Concrete walls up to 10 feet high are being built around churches in Baghdad and Mosul to protect Christmas churchgoers from violence.
The barriers are the Iraqi government’s response to reports of increased threats to churches and other Christian communities ahead of Christmas.
Normally celebrations would involve parties in church halls and parks. But after requests from church leaders, activities in both Baghdad and Mosul are being scaled back to reduce the security threat.
“The sadness of the people is everywhere. Uncertainty is everywhere. The question on everyone’s lips is ‘What’s next?’” Archbishop Bashar Warda of Erbil told the charity Aid to the Church in Need. “There is a kind of desperation. But whatever happens, the people are determined to celebrate the Christmas liturgy by any means possible.”
Access points to the churches are being controlled by police with scanning equipment.
Archbishop Warda said the barriers and security measures make churchgoers feel as if they are “entering a military camp.” However, he praised the government for taking steps to improve security.
Government officials had asked parish priests if they wanted the security walls. Many clergy approved the plans while others said they felt the actions would just intimidate a Christian community that is already fearful.
In an Oct. 31 massacre at Baghdad’s Syrian Catholic Cathedral of Our Lady of Salvation, 58 people were killed and more than 70 were injured. At least 2,000 Christians from Mosul and Baghdad have fled because of the violence.
Aid to the Church in Need is distributing emergency aid packages to displaced Christians.

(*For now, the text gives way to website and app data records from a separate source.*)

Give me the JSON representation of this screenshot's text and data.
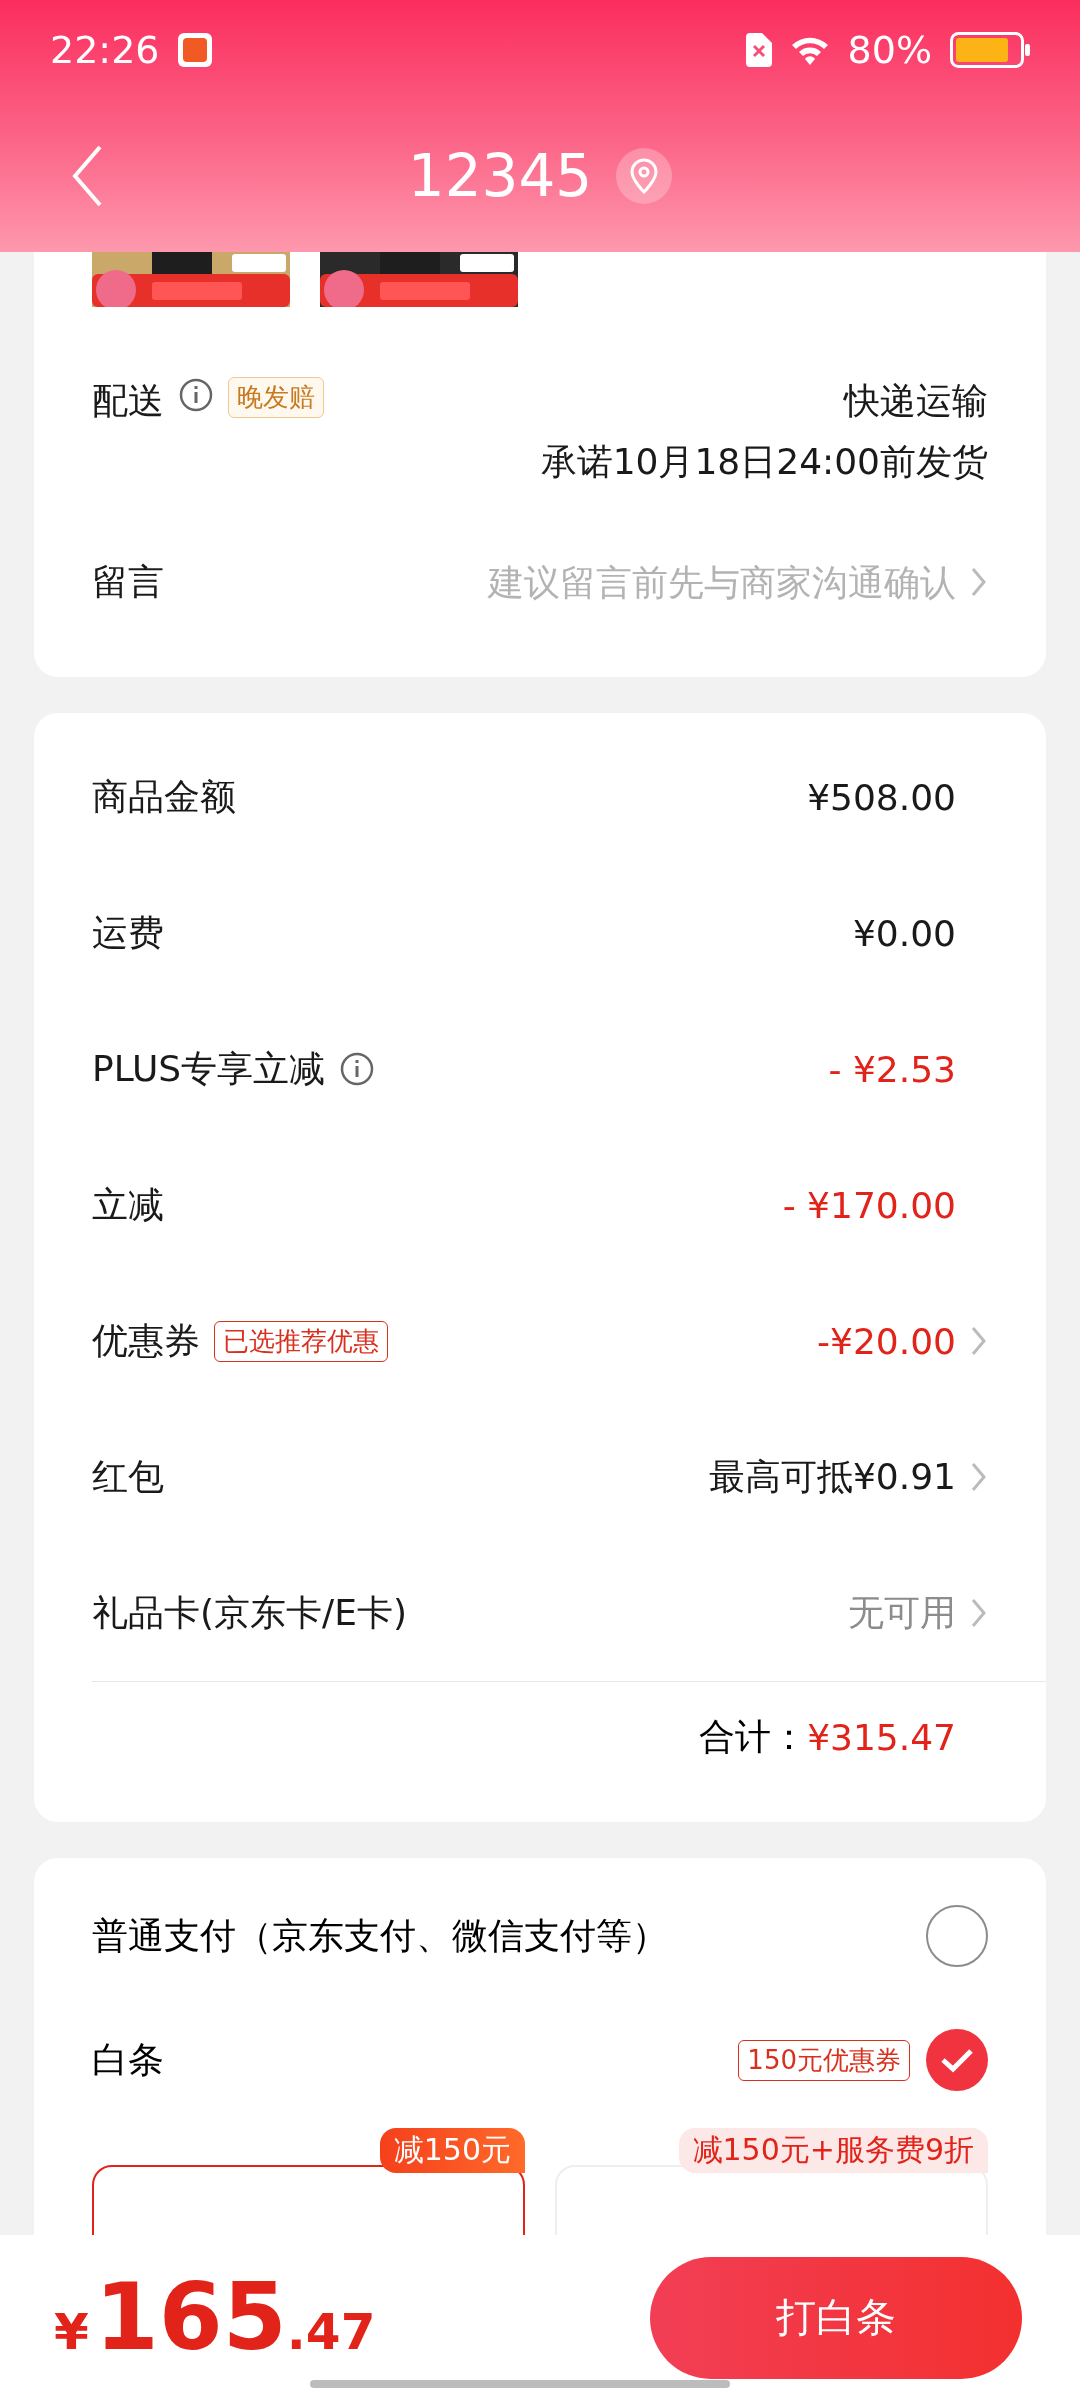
{
  "status_bar": {
    "time": "22:26",
    "battery": "80%"
  },
  "header": {
    "title": "12345"
  },
  "order_card": {
    "delivery": {
      "label": "配送",
      "tag": "晚发赔",
      "method": "快递运输",
      "promise": "承诺10月18日24:00前发货"
    },
    "message": {
      "label": "留言",
      "placeholder": "建议留言前先与商家沟通确认"
    }
  },
  "price_card": {
    "rows": [
      {
        "label": "商品金额",
        "value": "¥508.00",
        "kind": "normal",
        "info": false,
        "chevron": false
      },
      {
        "label": "运费",
        "value": "¥0.00",
        "kind": "normal",
        "info": false,
        "chevron": false
      },
      {
        "label": "PLUS专享立减",
        "value": "- ¥2.53",
        "kind": "discount",
        "info": true,
        "chevron": false
      },
      {
        "label": "立减",
        "value": "- ¥170.00",
        "kind": "discount",
        "info": false,
        "chevron": false
      },
      {
        "label": "优惠券",
        "tag": "已选推荐优惠",
        "value": "-¥20.00",
        "kind": "discount",
        "info": false,
        "chevron": true
      },
      {
        "label": "红包",
        "value": "最高可抵¥0.91",
        "kind": "normal",
        "info": false,
        "chevron": true
      },
      {
        "label": "礼品卡(京东卡/E卡)",
        "value": "无可用",
        "kind": "muted",
        "info": false,
        "chevron": true
      }
    ],
    "total_label": "合计：",
    "total": "¥315.47"
  },
  "payment_card": {
    "options": [
      {
        "label": "普通支付（京东支付、微信支付等）",
        "selected": false
      },
      {
        "label": "白条",
        "tag": "150元优惠券",
        "selected": true
      }
    ],
    "plans": [
      {
        "badge": "减150元",
        "selected": true
      },
      {
        "badge": "减150元+服务费9折",
        "selected": false
      }
    ]
  },
  "bottom_bar": {
    "currency": "¥",
    "price_int": "165",
    "price_dec": ".47",
    "button": "打白条"
  }
}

It has also arranged aid for the victims of the Oct. 31 massacre and their families.
Archbishop Warda said the aid is being “welcomed with joy.”
“They feel very grateful and they are encouraged by the fact that they are being remembered by others more fortunate than themselves,” he explained.